In the early evening I visited a friend’s place to do a bit of work in her vegie garden while she’s away. We’ve both become quite enthused about this garden, as she has wanted to have one for quite some time and I’ve got caught up in the satisfaction of helping to build it and watching things grow. There are potatoes … although the beeeeans came first, provoking much excitement and the exaggerated pronunciation of their name.

The bracken ferns keep wanting to grow where they are not wanted (i.e., everywhere), however. This one is doomed, next time I see it.

We enclosed the whole area in bird netting, tall enough that we can stand up inside and still wield a pick. The birds can’t get in although the mosquitoes can.

I quite like the native plant known as sagg, although this specimen is a bit hacked, and is about to meet an even more drastic fate.

It’s fine in its place, but this is not its place. Bye.

After doing battle with the sagg, I went for a walk along the nearby beach just after sunset.
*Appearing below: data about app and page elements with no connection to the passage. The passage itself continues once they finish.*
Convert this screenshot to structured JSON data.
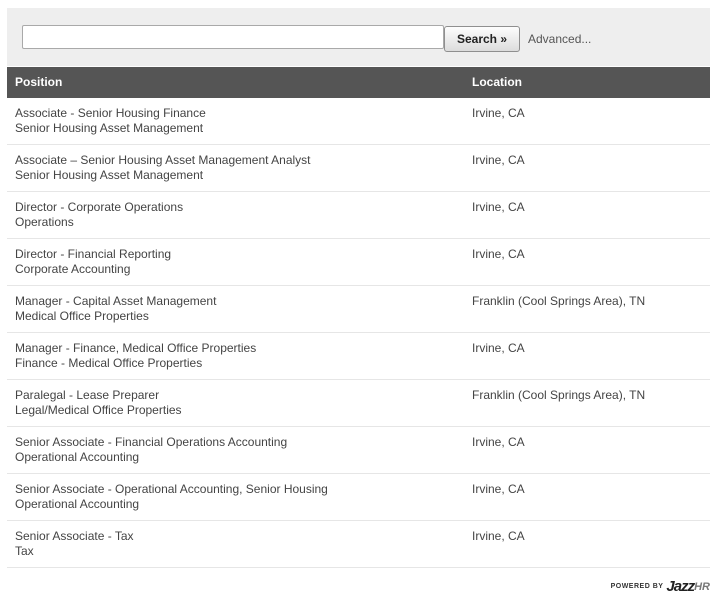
{
  "search": {
    "input_value": "",
    "input_placeholder": "",
    "button_label": "Search »",
    "advanced_label": "Advanced..."
  },
  "table": {
    "headers": {
      "position": "Position",
      "location": "Location"
    },
    "rows": [
      {
        "title": "Associate - Senior Housing Finance",
        "department": "Senior Housing Asset Management",
        "location": "Irvine, CA"
      },
      {
        "title": "Associate – Senior Housing Asset Management Analyst",
        "department": "Senior Housing Asset Management",
        "location": "Irvine, CA"
      },
      {
        "title": "Director - Corporate Operations",
        "department": "Operations",
        "location": "Irvine, CA"
      },
      {
        "title": "Director - Financial Reporting",
        "department": "Corporate Accounting",
        "location": "Irvine, CA"
      },
      {
        "title": "Manager - Capital Asset Management",
        "department": "Medical Office Properties",
        "location": "Franklin (Cool Springs Area), TN"
      },
      {
        "title": "Manager - Finance, Medical Office Properties",
        "department": "Finance - Medical Office Properties",
        "location": "Irvine, CA"
      },
      {
        "title": "Paralegal - Lease Preparer",
        "department": "Legal/Medical Office Properties",
        "location": "Franklin (Cool Springs Area), TN"
      },
      {
        "title": "Senior Associate - Financial Operations Accounting",
        "department": "Operational Accounting",
        "location": "Irvine, CA"
      },
      {
        "title": "Senior Associate - Operational Accounting, Senior Housing",
        "department": "Operational Accounting",
        "location": "Irvine, CA"
      },
      {
        "title": "Senior Associate - Tax",
        "department": "Tax",
        "location": "Irvine, CA"
      }
    ]
  },
  "footer": {
    "powered_by": "POWERED BY",
    "brand_main": "Jazz",
    "brand_suffix": "HR"
  },
  "colors": {
    "header_bg": "#555555",
    "searchbar_bg": "#eeeeee",
    "text": "#444444"
  }
}
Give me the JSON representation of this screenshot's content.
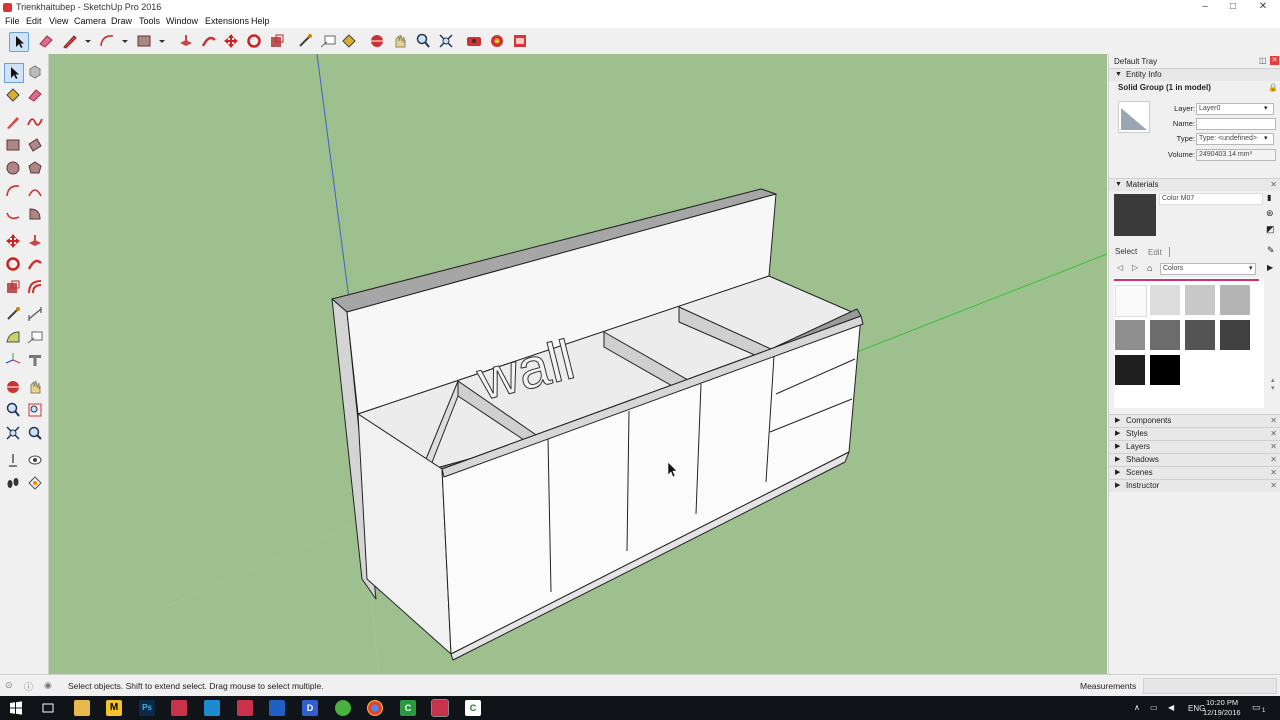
{
  "window": {
    "title": "Trienkhaitubep - SketchUp Pro 2016",
    "minimize": "–",
    "maximize": "□",
    "close": "✕"
  },
  "menu": [
    "File",
    "Edit",
    "View",
    "Camera",
    "Draw",
    "Tools",
    "Window",
    "Extensions",
    "Help"
  ],
  "model": {
    "wall_text": "wall"
  },
  "tray": {
    "title": "Default Tray",
    "entity_info": {
      "header": "Entity Info",
      "selection": "Solid Group (1 in model)",
      "layer_label": "Layer:",
      "layer_value": "Layer0",
      "name_label": "Name:",
      "name_value": "",
      "type_label": "Type:",
      "type_value": "Type: <undefined>",
      "volume_label": "Volume:",
      "volume_value": "2490403.14 mm³"
    },
    "materials": {
      "header": "Materials",
      "current_name": "Color M07",
      "current_color": "#3a3a3a",
      "tab_select": "Select",
      "tab_edit": "Edit",
      "library": "Colors",
      "swatches": [
        "#fafafa",
        "#dcdcdc",
        "#c8c8c8",
        "#b4b4b4",
        "#8e8e8e",
        "#6c6c6c",
        "#545454",
        "#404040",
        "#1e1e1e",
        "#000000"
      ]
    },
    "panels": [
      "Components",
      "Styles",
      "Layers",
      "Shadows",
      "Scenes",
      "Instructor"
    ]
  },
  "status": {
    "hint": "Select objects. Shift to extend select. Drag mouse to select multiple.",
    "measurements_label": "Measurements"
  },
  "taskbar": {
    "language": "ENG",
    "time": "10:20 PM",
    "date": "12/19/2016",
    "notification_count": "1"
  }
}
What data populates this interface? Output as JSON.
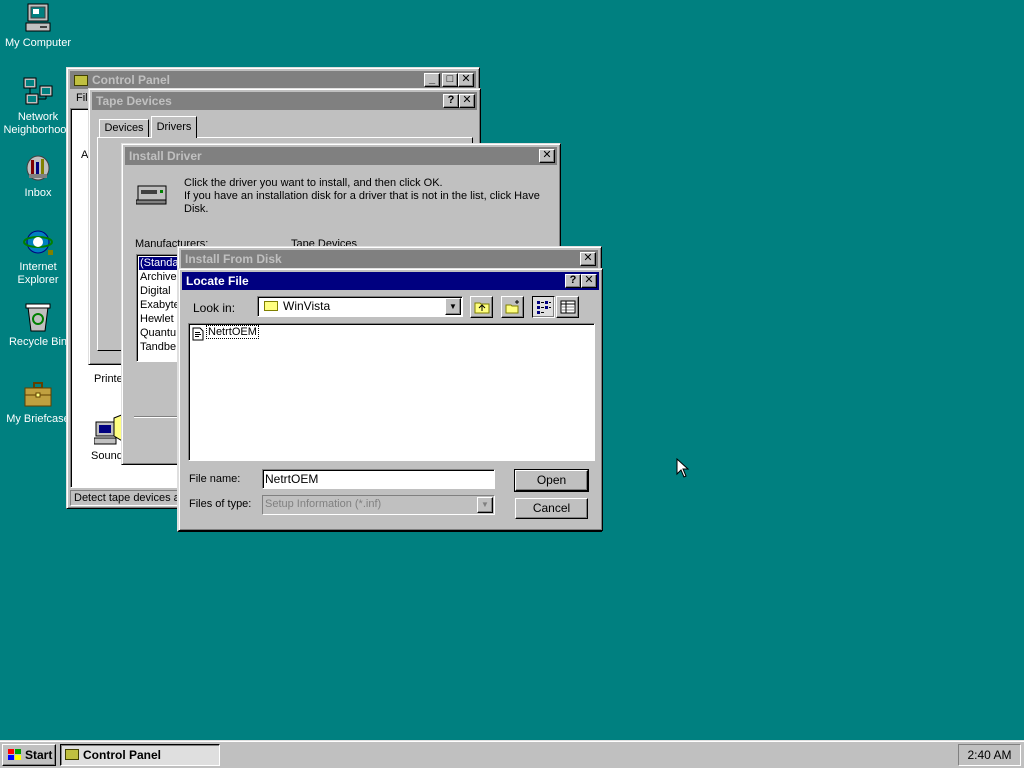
{
  "desktop": {
    "icons": [
      {
        "label": "My Computer",
        "icon": "computer-icon"
      },
      {
        "label": "Network Neighborhood",
        "line1": "Network",
        "line2": "Neighborhood",
        "icon": "network-icon"
      },
      {
        "label": "Inbox",
        "icon": "inbox-icon"
      },
      {
        "label": "Internet Explorer",
        "line1": "Internet",
        "line2": "Explorer",
        "icon": "ie-icon"
      },
      {
        "label": "Recycle Bin",
        "icon": "recycle-bin-icon"
      },
      {
        "label": "My Briefcase",
        "icon": "briefcase-icon"
      }
    ]
  },
  "control_panel": {
    "title": "Control Panel",
    "menu_fragment": "Fil",
    "side_fragment": "A",
    "items": [
      {
        "label": "Printer"
      },
      {
        "label": "Sound"
      }
    ],
    "status": "Detect tape devices a"
  },
  "tape_devices": {
    "title": "Tape Devices",
    "tabs": [
      "Devices",
      "Drivers"
    ],
    "active_tab": "Drivers"
  },
  "install_driver": {
    "title": "Install Driver",
    "instruction1": "Click the driver you want to install, and then click OK.",
    "instruction2": "If you have an installation disk for a driver that is not in the list, click Have",
    "instruction3": "Disk.",
    "manufacturers_label": "Manufacturers:",
    "tape_devices_label": "Tape Devices",
    "manufacturers": [
      "(Standa",
      "Archive",
      "Digital",
      "Exabyte",
      "Hewlet",
      "Quantu",
      "Tandbe"
    ]
  },
  "install_from_disk": {
    "title": "Install From Disk"
  },
  "locate_file": {
    "title": "Locate File",
    "look_in_label": "Look in:",
    "look_in_value": "WinVista",
    "files": [
      {
        "name": "NetrtOEM",
        "icon": "inf-file-icon"
      }
    ],
    "file_name_label": "File name:",
    "file_name_value": "NetrtOEM",
    "files_of_type_label": "Files of type:",
    "files_of_type_value": "Setup Information (*.inf)",
    "open_label": "Open",
    "cancel_label": "Cancel"
  },
  "taskbar": {
    "start_label": "Start",
    "tasks": [
      {
        "label": "Control Panel"
      }
    ],
    "clock": "2:40 AM"
  },
  "colors": {
    "desktop": "#008080",
    "face": "#c0c0c0",
    "active_title": "#000080",
    "inactive_title": "#808080"
  }
}
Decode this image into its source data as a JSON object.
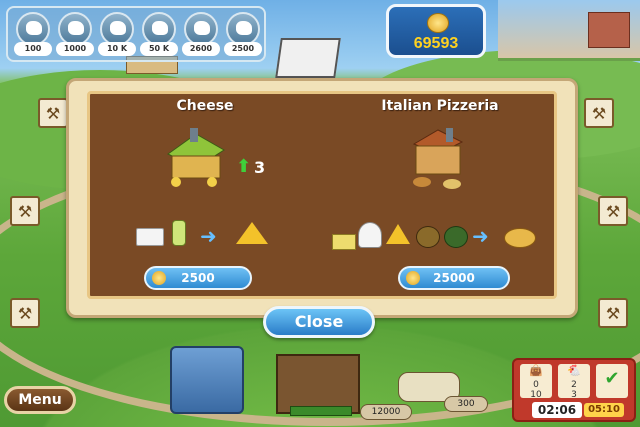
{
  "top_slots": [
    {
      "value": "100",
      "icon": "hen-icon"
    },
    {
      "value": "1000",
      "icon": "cow-icon"
    },
    {
      "value": "10 K",
      "icon": "pig-icon"
    },
    {
      "value": "50 K",
      "icon": "goat-icon"
    },
    {
      "value": "2600",
      "icon": "horse-icon"
    },
    {
      "value": "2500",
      "icon": "sheep-icon"
    }
  ],
  "money": {
    "amount": "69593"
  },
  "dialog": {
    "left": {
      "title": "Cheese",
      "upgrade": "3",
      "price": "2500"
    },
    "right": {
      "title": "Italian Pizzeria",
      "price": "25000"
    },
    "close_label": "Close"
  },
  "menu_label": "Menu",
  "hud": {
    "goal_1": "0",
    "goal_1_of": "10",
    "goal_2": "2",
    "goal_2_of": "3",
    "truck_cost": "12000",
    "plane_cost": "300",
    "time": "02:06",
    "gold_time": "05:10"
  },
  "colors": {
    "panel_bg": "#f1e2b9",
    "inner_bg": "#7a4a25",
    "button_blue": "#2f8bd2",
    "money_text": "#ffd21f"
  }
}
It was windy and the light was fading but there were still some lovely effects.

The lighter coloured sand in the photo below is actually being blown towards me.

* pafnuty (v.) – to pursue tangential matters with hobby-like zeal. Introduced by the mathematician Philip J Davis in his delightful book The Thread which describes Davis’s whimsical search for the origins of the Russian mathematician Pafnuty Lvovich Tchebychev’s first name.

[The “12 of 12” project involves taking 12 photos on the 12th of the month. This provides the opportunity to get snapshots of the spectrum of life’s experiences, from the boring to the exciting … depending on what happens on each particular 12th. I have been doing this since 2009; this is the 98th 12 of 12.]

Mists on the mountain

It was a lovely spring afternoon, and I felt the need for some mountain wandering. I had to dodge the madding crowds at the summit, but once I started to head south across the plateau people were few and far between.

From the city below the skies had seemed clear but for a cloud draped across the front of the mountain, and it was this cloud that drifted up and across the rocky terrain, hiding and then revealing the striking dolerite formations that make it look like a crazed Neolithic society had gone on a menhir-planting frenzy.

At times the mist was thick enough to obscure the nearby outcrops, but at other times it would clear and I could see snow on the distant peaks of the mountains of the south-west (which I totally failed to include in any of the photos I took).

I love all of the mountain’s varied terrain and vegetation, but I have to admit that the summit’s alien landscape of low shrubs, small tarns, and densely scattered boulders is one of my favourite parts.

And as I made my way back to the summit car park, a drift of cloud shifted shape enough to reveal the top of the transmission tower while obscuring its base, making the structure appear even more rocket-like than usual.

Saltwater River

It’s school holiday time and although the school holidays don’t correspond with uni breaks, I was able to take a day of annual leave and, with a friend and her two children, headed down to the Tasman Peninsula. They’d never visited Remarkable Cave before, which gave me an opportunity to take another photo of this amazing feature … and of the tumbled rocks on the floor of the cove.

We then continued on to the convict ruins at Saltwater River, which were even more atmospheric than usual in the gloomy dampness. I love the haunted isolation of the place, with the warm sandstone softening the abandoned emptiness of the crumbling ruins.

We continued on to Lime Bay, where my friend managed to catch me in a good photographic moment.

Despite the dull weather, it was an enjoyable day. It’s always nice to share favourite places with friends.

Midlands 2017-#4S

It’s felt a bit strange having so few trips northward this year, after the many visits of last year and the year before. Yesterday I headed up to give a talk for the maths association, and this morning I visited with one of my PhD students.

I’ve been wanting to take a shot like these two for quite some time, and realised that if I left it too much further into spring then I would miss the opportunity. I like the second shot better than the first, but it doesn’t completely make sense unless you’ve seen the first.